■ **Required action**: Scan the records for the word "JSON". Return each line where it is found.

(Items from an interface collection)
↓↓↓
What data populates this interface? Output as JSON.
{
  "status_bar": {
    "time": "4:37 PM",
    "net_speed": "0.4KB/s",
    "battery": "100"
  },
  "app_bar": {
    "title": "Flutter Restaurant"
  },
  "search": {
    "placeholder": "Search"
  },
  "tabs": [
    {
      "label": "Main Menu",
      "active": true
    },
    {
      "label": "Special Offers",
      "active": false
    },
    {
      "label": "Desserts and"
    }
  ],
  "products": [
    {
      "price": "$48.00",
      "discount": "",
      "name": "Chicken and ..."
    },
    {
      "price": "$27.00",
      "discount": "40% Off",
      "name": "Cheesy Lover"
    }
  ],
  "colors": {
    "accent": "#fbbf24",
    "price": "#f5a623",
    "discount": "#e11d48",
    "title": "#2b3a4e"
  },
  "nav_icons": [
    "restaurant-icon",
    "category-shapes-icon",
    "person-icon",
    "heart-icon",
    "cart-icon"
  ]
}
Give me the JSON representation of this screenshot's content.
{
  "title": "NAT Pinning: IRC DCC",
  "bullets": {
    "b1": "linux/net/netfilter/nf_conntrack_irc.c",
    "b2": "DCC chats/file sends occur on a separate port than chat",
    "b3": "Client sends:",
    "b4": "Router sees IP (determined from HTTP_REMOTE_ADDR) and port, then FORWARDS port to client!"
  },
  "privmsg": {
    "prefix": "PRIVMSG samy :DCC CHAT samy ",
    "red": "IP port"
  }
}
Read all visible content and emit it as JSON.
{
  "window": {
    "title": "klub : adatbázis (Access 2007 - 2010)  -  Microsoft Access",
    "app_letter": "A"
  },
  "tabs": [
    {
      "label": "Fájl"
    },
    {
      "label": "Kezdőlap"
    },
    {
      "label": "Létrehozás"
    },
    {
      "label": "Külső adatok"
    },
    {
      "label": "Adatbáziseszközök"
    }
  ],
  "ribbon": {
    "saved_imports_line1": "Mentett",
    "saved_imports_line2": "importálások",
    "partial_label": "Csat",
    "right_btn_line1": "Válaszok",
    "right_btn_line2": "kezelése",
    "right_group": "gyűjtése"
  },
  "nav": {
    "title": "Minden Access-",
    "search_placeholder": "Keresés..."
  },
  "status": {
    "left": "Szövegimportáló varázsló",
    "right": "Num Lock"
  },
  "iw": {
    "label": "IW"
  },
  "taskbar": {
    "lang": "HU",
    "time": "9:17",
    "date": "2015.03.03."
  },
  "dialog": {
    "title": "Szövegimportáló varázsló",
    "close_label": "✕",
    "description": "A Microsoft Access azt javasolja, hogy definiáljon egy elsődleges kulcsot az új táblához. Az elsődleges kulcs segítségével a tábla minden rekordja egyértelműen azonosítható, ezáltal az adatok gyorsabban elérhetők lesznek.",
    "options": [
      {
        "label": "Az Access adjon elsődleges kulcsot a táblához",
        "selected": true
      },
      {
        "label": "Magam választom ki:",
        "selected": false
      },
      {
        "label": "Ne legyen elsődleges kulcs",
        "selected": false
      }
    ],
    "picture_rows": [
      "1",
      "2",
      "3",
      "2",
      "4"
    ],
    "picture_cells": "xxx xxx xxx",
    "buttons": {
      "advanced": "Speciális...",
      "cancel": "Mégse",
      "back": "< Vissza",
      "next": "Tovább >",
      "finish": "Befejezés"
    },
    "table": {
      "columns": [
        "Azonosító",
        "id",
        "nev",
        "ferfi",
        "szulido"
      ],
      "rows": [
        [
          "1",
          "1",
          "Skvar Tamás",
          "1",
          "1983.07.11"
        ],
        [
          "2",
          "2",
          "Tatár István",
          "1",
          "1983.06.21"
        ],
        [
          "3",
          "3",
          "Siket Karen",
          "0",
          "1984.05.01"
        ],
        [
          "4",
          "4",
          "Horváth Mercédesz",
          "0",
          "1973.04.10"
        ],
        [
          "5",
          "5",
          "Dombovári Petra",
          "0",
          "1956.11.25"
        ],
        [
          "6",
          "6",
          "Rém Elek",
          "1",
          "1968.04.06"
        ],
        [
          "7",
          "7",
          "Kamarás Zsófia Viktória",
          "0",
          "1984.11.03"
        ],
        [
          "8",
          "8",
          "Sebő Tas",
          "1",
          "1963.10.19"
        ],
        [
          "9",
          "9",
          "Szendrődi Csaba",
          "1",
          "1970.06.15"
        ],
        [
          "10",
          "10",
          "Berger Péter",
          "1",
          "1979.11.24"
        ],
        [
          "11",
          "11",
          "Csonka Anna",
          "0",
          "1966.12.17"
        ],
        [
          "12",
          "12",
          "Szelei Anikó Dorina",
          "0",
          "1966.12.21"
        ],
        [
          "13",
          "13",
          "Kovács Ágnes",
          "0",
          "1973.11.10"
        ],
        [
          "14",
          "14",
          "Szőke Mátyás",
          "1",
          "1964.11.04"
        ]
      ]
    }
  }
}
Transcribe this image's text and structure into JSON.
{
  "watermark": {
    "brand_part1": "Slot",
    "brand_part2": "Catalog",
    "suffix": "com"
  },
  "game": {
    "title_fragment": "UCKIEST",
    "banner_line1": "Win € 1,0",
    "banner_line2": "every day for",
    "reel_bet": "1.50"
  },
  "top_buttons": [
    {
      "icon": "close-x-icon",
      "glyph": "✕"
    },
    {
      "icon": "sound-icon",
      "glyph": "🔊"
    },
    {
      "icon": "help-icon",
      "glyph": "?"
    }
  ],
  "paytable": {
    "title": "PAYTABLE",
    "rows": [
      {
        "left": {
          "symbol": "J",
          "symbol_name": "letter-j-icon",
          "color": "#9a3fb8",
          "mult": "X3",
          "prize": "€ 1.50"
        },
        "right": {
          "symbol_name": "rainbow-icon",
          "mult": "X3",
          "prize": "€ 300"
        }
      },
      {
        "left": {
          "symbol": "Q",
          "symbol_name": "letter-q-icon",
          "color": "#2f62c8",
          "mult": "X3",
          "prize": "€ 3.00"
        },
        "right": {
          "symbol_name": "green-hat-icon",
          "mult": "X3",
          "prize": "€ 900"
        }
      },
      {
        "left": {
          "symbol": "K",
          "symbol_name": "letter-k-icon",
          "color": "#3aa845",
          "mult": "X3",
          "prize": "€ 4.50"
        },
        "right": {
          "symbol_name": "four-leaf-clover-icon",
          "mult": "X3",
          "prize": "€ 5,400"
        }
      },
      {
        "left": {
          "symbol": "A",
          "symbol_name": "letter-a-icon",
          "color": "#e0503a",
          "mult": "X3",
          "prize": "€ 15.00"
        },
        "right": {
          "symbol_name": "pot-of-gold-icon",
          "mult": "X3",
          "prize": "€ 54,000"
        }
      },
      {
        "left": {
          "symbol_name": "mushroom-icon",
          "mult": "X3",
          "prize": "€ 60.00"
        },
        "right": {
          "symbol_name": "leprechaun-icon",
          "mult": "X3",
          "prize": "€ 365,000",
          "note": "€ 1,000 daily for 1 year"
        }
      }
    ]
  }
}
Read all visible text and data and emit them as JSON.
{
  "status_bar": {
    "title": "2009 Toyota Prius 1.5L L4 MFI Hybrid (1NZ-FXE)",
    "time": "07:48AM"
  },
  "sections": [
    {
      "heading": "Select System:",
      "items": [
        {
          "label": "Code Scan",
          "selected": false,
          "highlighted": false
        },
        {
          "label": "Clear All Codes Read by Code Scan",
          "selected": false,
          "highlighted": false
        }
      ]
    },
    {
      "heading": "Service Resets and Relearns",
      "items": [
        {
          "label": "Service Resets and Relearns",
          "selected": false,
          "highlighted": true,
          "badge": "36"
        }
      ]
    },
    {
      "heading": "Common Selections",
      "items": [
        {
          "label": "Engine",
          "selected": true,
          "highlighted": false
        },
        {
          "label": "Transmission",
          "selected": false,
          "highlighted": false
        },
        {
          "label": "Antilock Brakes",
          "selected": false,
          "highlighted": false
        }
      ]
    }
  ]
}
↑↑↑
■ **Result**:
What data populates this interface? Output as JSON.
Give me the JSON representation of this screenshot's content.
Read all visible content and emit it as JSON.
Transcribe this image's text and structure into JSON.
Read all visible text and data and emit them as JSON.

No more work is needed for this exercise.